I spent some time with OL Coach Darrell Funk, who says this is often the case with freshmen as they don’t know the requirements but change their bodies over their redshirt year, and says that he likes all five freshmen OL line recruits. He said that the new blocking schemes have some similarity to old schemes for some plays. He is very happy with Mark Hugye who can play multiple positions. That is great for a coach, but can”water a kid down”. There are exceptions and Mark is doing a good job. Depth is a concern.
From what I have observed I believe the Wolverines are on track to a successful season, more so than in recent seasons.
But they need eight or nine wins for that to happen and they need to knock off one or both of MSU and OSU, and need to not have losses attributed to the futility of their own mistakes. Big plays, turnovers, poor special teams must be avoided. They have to cure this kind of ineptness.
It’s a big order on all fronts, but especially on defense. I remember Greg Mattison from his last stint here and he is no miracle worker. He is just a very, very solid football coach. A preseason myth has risen around him that will perhaps be hard to live up to. Recall the early Barwis myth and how that translated to wins?
Expect things to go wrong in a new system sometimes, but also expect a coach like Mattison to fix faults timely. Also, a few Charles Woodsons wouldn’t hurt, but I believe he will get the most possible millage out of his current players. They have a mutual respect. Reports are that Will Campbell will contribute along that defensive line this year.

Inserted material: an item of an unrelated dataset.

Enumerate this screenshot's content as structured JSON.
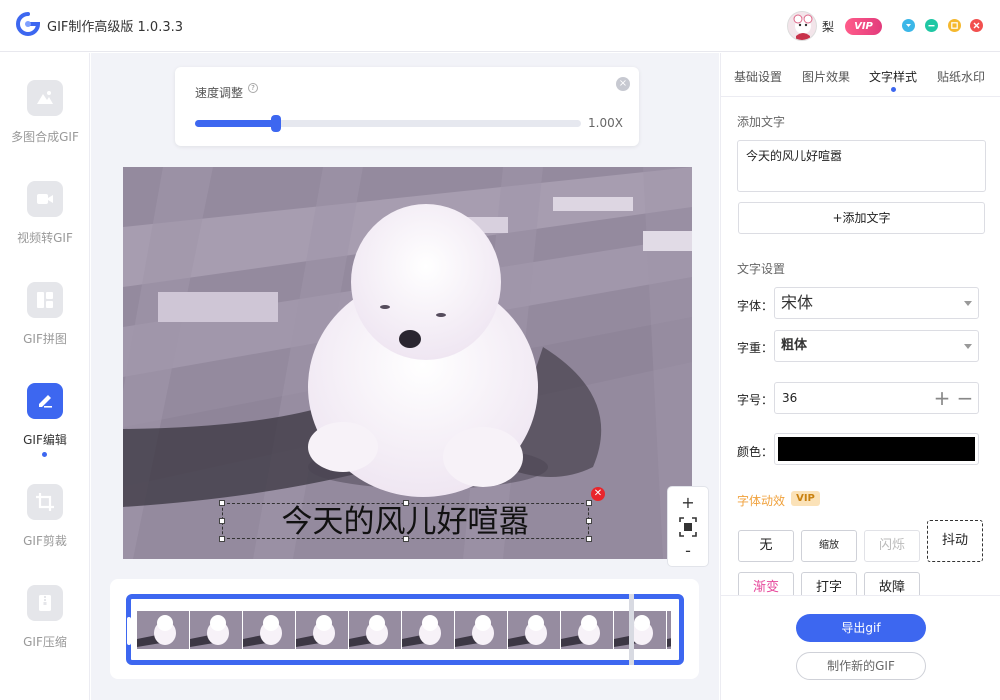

Maybe Mike Martin can shake things up a little.
I also expect special teams Coach Dan Ferringo to get control of the special teams. I have been most impressed with his sincerity and desire to see special teams succeed.
As it always has been, there is no Santa Claus in big time college football, and the Wolverines will have to earn their own success. It seems they are off to a good start.